=== What is expected ===
Spot each line in the data below containing "report" and copy it.

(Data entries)
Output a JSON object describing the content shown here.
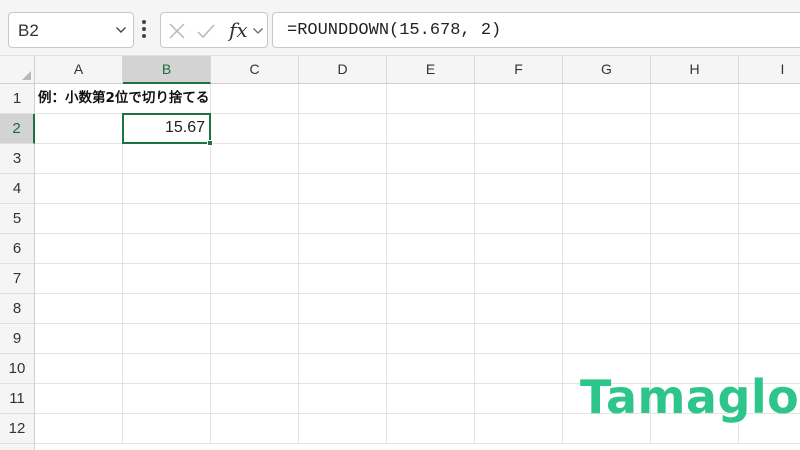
{
  "formula_bar": {
    "name_box": "B2",
    "fx_label": "fx",
    "formula": "=ROUNDDOWN(15.678, 2)"
  },
  "columns": [
    "A",
    "B",
    "C",
    "D",
    "E",
    "F",
    "G",
    "H",
    "I"
  ],
  "rows": [
    "1",
    "2",
    "3",
    "4",
    "5",
    "6",
    "7",
    "8",
    "9",
    "10",
    "11",
    "12"
  ],
  "selected_column": "B",
  "selected_row": "2",
  "cells": {
    "A1": "例：小数第2位で切り捨てる",
    "B2": "15.67"
  },
  "logo": "Tamaglo",
  "colors": {
    "selection": "#1e7145",
    "logo": "#2ec58a"
  },
  "icons": [
    "chevron-down-icon",
    "more-icon",
    "cancel-icon",
    "confirm-icon",
    "fx-icon"
  ]
}
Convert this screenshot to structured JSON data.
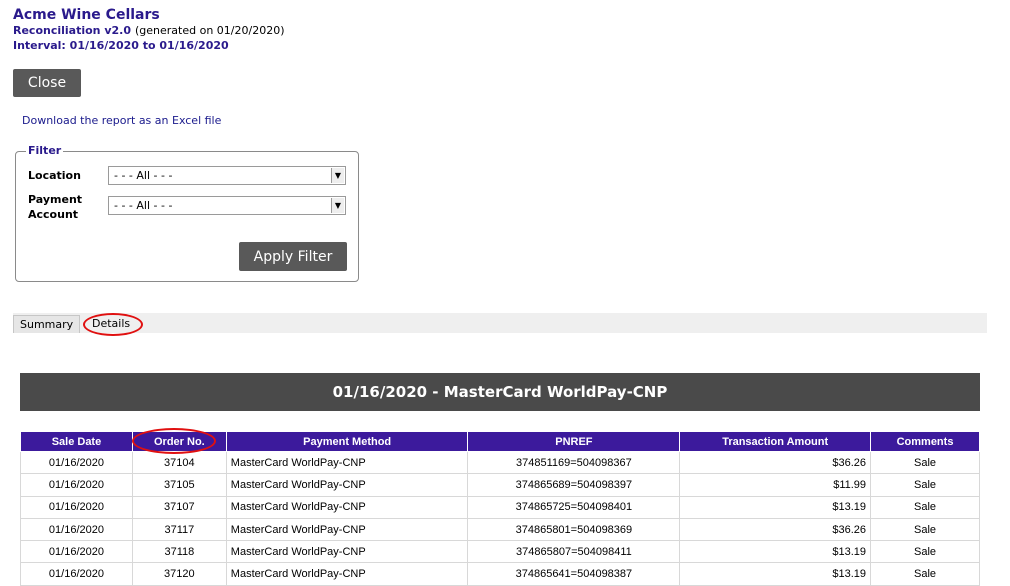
{
  "header": {
    "title": "Acme Wine Cellars",
    "report": "Reconciliation v2.0",
    "generated": "(generated on 01/20/2020)",
    "interval": "Interval: 01/16/2020 to 01/16/2020"
  },
  "close_label": "Close",
  "download_link": "Download the report as an Excel file",
  "filter": {
    "legend": "Filter",
    "location_label": "Location",
    "location_value": "- - - All - - -",
    "payment_label_1": "Payment",
    "payment_label_2": "Account",
    "payment_value": "- - - All - - -",
    "apply_label": "Apply Filter"
  },
  "tabs": {
    "summary": "Summary",
    "details": "Details",
    "active": "Details"
  },
  "banner": "01/16/2020 - MasterCard WorldPay-CNP",
  "table": {
    "headers": [
      "Sale Date",
      "Order No.",
      "Payment Method",
      "PNREF",
      "Transaction Amount",
      "Comments"
    ],
    "rows": [
      [
        "01/16/2020",
        "37104",
        "MasterCard WorldPay-CNP",
        "374851169=504098367",
        "$36.26",
        "Sale"
      ],
      [
        "01/16/2020",
        "37105",
        "MasterCard WorldPay-CNP",
        "374865689=504098397",
        "$11.99",
        "Sale"
      ],
      [
        "01/16/2020",
        "37107",
        "MasterCard WorldPay-CNP",
        "374865725=504098401",
        "$13.19",
        "Sale"
      ],
      [
        "01/16/2020",
        "37117",
        "MasterCard WorldPay-CNP",
        "374865801=504098369",
        "$36.26",
        "Sale"
      ],
      [
        "01/16/2020",
        "37118",
        "MasterCard WorldPay-CNP",
        "374865807=504098411",
        "$13.19",
        "Sale"
      ],
      [
        "01/16/2020",
        "37120",
        "MasterCard WorldPay-CNP",
        "374865641=504098387",
        "$13.19",
        "Sale"
      ]
    ]
  },
  "colors": {
    "header_text": "#2a1a8c",
    "table_header": "#3c1a9c",
    "banner": "#4a4a4a",
    "annotation": "#e01010"
  }
}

=== Exercise response ===
    "report": "Reconciliation v2.0",
  "download_link": "Download the report as an Excel file",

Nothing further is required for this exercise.